## WHAT THE EXERCISE ASKS
Scan the entries line by line and return those with "glyph".

## Data entries
——————
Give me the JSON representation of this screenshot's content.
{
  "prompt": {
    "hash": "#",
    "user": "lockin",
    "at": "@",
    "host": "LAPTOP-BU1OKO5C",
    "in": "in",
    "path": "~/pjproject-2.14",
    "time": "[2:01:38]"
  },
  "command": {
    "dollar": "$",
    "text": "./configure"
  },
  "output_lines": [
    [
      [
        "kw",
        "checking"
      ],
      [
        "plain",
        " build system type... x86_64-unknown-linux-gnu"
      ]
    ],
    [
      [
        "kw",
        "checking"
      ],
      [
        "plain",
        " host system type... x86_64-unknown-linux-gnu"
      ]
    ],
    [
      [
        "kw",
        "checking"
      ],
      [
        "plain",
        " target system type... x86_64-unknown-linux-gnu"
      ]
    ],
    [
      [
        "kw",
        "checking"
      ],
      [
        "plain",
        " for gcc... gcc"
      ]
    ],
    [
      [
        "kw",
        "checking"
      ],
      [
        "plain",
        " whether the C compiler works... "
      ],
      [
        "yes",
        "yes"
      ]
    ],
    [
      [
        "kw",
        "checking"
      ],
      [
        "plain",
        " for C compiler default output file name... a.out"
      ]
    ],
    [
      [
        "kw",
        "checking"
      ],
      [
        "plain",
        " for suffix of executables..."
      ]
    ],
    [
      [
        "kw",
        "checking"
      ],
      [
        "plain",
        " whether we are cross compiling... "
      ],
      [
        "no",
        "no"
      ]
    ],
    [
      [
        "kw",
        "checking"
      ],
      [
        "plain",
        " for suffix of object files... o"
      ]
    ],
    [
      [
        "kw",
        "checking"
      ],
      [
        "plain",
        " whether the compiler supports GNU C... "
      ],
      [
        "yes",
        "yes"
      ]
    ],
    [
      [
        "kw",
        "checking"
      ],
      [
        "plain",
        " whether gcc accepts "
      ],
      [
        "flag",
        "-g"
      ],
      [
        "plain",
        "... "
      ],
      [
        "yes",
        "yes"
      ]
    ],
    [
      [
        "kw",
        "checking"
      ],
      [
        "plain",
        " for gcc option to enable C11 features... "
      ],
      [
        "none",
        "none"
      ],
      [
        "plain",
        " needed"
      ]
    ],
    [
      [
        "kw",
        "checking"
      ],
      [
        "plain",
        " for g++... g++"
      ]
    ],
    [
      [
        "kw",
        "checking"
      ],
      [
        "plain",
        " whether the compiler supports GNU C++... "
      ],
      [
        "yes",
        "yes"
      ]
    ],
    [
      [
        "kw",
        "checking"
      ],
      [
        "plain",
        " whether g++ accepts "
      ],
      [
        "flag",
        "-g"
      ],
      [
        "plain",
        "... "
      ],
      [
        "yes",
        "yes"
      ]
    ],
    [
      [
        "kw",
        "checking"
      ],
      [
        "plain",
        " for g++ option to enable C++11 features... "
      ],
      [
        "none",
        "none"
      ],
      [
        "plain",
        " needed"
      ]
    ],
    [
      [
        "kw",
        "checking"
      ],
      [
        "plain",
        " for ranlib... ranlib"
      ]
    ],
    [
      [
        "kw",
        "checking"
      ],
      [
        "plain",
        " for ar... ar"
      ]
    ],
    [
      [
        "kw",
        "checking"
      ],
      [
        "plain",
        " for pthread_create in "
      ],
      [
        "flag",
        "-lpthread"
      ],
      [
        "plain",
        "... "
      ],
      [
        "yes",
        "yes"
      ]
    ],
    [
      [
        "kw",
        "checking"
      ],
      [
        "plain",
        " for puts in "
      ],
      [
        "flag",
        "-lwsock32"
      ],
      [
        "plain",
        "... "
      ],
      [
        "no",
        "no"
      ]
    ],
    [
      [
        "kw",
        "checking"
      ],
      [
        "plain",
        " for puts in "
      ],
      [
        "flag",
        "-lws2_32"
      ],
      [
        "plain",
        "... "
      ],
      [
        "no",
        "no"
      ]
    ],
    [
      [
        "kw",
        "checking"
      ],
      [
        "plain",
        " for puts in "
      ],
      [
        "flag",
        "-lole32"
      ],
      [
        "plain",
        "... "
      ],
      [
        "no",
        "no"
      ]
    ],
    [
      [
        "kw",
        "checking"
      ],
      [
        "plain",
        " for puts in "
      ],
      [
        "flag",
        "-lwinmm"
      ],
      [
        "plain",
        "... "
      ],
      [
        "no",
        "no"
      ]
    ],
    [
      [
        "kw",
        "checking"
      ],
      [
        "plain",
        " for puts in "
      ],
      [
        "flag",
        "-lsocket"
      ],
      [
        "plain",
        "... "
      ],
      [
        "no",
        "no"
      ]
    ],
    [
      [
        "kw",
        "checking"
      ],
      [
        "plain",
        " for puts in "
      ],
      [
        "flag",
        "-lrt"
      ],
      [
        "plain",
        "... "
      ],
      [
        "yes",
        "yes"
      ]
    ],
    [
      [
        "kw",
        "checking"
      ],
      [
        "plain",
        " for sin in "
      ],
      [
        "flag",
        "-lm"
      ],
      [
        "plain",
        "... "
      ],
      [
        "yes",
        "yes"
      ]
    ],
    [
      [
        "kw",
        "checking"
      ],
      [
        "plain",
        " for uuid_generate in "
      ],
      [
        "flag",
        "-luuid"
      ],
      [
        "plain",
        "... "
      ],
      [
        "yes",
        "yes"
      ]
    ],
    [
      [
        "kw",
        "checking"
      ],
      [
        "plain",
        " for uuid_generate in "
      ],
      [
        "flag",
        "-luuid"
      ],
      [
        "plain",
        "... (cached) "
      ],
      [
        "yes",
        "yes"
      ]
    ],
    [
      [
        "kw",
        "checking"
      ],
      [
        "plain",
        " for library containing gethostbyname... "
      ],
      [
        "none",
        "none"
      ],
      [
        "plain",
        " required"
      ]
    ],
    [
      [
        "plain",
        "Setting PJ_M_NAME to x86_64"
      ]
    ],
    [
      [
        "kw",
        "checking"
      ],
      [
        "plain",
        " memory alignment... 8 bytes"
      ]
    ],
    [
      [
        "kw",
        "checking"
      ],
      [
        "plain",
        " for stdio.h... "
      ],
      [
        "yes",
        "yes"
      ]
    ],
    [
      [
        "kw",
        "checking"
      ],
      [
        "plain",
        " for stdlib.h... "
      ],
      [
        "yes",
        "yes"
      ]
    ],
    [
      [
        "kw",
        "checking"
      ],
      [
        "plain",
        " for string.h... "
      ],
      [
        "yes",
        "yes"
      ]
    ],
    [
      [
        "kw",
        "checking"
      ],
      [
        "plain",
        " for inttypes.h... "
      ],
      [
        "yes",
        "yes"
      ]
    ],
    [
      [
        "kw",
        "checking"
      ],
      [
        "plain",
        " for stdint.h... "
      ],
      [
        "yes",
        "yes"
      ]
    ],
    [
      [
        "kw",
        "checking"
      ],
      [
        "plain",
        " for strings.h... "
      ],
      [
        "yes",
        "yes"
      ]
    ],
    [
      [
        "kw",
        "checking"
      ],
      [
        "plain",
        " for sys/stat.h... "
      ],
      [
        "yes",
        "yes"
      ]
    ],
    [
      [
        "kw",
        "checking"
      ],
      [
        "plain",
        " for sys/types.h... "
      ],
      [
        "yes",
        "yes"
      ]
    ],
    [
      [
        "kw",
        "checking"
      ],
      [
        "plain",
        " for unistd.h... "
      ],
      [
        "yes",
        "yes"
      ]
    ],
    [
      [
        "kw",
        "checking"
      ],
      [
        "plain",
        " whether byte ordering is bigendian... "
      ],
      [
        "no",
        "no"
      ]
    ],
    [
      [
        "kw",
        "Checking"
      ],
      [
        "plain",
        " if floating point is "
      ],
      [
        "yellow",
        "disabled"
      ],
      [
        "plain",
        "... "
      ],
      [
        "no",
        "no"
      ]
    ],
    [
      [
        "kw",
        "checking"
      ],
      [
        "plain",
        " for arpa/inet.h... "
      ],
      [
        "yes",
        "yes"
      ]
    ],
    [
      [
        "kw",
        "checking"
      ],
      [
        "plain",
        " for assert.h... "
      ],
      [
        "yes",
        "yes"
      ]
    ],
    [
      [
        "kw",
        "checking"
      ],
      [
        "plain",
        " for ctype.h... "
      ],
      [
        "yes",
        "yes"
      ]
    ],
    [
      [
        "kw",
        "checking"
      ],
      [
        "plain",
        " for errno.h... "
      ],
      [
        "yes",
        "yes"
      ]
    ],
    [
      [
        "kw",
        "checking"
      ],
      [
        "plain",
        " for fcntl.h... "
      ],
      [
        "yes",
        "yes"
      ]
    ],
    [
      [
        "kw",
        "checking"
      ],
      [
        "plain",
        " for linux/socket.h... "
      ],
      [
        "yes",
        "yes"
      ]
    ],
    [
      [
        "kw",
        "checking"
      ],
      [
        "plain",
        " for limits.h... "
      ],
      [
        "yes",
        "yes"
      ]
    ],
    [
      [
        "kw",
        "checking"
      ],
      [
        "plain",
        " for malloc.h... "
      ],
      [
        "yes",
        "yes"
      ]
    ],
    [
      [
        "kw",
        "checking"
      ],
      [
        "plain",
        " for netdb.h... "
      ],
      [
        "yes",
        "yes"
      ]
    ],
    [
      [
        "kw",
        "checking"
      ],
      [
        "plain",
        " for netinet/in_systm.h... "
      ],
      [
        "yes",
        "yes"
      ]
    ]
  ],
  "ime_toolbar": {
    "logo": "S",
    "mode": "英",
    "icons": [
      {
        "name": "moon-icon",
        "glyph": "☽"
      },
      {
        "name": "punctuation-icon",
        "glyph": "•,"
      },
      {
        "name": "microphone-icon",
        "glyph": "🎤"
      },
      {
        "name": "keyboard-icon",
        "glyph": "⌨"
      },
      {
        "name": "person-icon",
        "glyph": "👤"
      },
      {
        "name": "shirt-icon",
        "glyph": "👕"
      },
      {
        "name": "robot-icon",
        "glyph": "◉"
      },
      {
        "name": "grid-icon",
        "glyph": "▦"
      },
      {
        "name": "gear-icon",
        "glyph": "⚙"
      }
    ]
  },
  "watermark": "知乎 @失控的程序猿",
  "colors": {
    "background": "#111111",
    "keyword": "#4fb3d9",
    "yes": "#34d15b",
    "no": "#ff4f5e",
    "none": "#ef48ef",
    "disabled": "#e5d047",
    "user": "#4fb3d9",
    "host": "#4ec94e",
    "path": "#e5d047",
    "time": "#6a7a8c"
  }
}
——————
## TASK SOLUTION
        "glyph": "☽"
        "glyph": "•,"
        "glyph": "🎤"
        "glyph": "⌨"
        "glyph": "👤"
        "glyph": "👕"
        "glyph": "◉"
        "glyph": "▦"
        "glyph": "⚙"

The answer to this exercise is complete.